Press Statement of the U.S.-Japan Commission on the Future of the Alliance

WASHINGTON, January 27, 2015—The Asia Pacific is the most dynamic region in the world, with increased economic interdependence and a maturing institutional architecture. Yet, the region also faces an array of challenges that could destabilize the region’s security and impede its growing prosperity. The U.S.-Japan alliance has been the cornerstone of security in the Asia Pacific for decades and should play a central role in shaping the regional order in the years ahead.

In 2013, the Sasakawa Peace Foundation and the Center for Strategic and International Studies established a bilateral commission of distinguished policymakers and scholars to develop a strategic vision for the alliance. The commission met for the fourth time on January 27 in Washington, D.C. and will meet twice more before issuing a final report of its findings in 2016.

At this fourth meeting the commission examined several regional and global security issues. Major topics of discussion included the rise of China and the role of the alliance in maintaining stability in the Asia Pacific; the importance of Southeast Asia to regional security and prosperity; challenges and opportunities on the Korean peninsula; alliance cooperation on cyber security and space; and specific initiatives to modernize the U.S.-Japan alliance. The participants unanimously agreed on the economic and strategic importance of the Trans-Pacific Partnership and looked forward to the conclusion of bilateral trade negotiations linked to TPP that would bolster the economic pillar of the alliance and broader liberalization of regional and global trade.  The participants also agreed that the process of revising the interpretation of the constitution to allow for the exercise of the right of collective self-defense and updating the bilateral defense guidelines are vital to modernize the alliance to address emerging challenges. Finally, the participants agreed on the importance of addressing the continuing threat from terrorism.

Commission members are as follows:
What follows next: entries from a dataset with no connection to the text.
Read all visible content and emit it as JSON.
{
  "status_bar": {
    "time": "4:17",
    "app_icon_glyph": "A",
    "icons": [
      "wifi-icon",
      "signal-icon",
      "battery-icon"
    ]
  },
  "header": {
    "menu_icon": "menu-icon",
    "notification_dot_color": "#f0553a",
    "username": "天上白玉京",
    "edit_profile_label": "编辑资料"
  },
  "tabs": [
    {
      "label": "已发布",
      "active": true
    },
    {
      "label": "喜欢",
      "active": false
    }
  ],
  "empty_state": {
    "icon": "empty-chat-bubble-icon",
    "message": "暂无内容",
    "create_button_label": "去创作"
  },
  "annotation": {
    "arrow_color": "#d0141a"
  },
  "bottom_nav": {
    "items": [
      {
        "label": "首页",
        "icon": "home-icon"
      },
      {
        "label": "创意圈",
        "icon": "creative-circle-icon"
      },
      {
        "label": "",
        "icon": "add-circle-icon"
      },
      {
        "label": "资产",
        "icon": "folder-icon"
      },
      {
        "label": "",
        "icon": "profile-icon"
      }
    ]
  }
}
  • Richard Armitage, President, Armitage International L.C.; CSIS Trustee
  • Dennis C. Blair, Chairman of the Board, Sasakawa Peace Foundation USA
  • Aaron Friedberg, Professor of Politics and International Affairs, Princeton University
  • Michael Green, Senior Vice President for Asia and Japan Chair, CSIS and Associate Professor, Georgetown University
  • John Hamre, President, CEO and Pritzker Chair, CSIS
  • Jiro Hanyu, Chairman, The Sasakawa Peace Foundation
  • Ryozo Kato, former Ambassador of Japan to the United States
  • Masashi Nishihara, President, Research Institute for Peace and Security
  • Joseph Nye Jr., University Distinguished Service Professor, John F. Kennedy School of Government, Harvard University; CSIS Trustee
  • Yukio Okamoto, President, Okamoto Associates
  • Ryouichi Oriki, Former Chief of Staff, Joint Staff
  • Koji Tanami, Former Administrative Vice Minister, Ministry of Finance and former President, Japan Bank for International Cooperation
  • Noboru Yamaguchi, Director for International Programs and Professor of Military History and Strategy, the National Defense Academy of Japan


The Center for Strategic and International Studies (CSIS) is a bipartisan, nonprofit organization founded in 1962 and headquartered in Washington, D.C. It seeks to advance global security and prosperity by providing strategic insights and policy solutions to decisionmakers.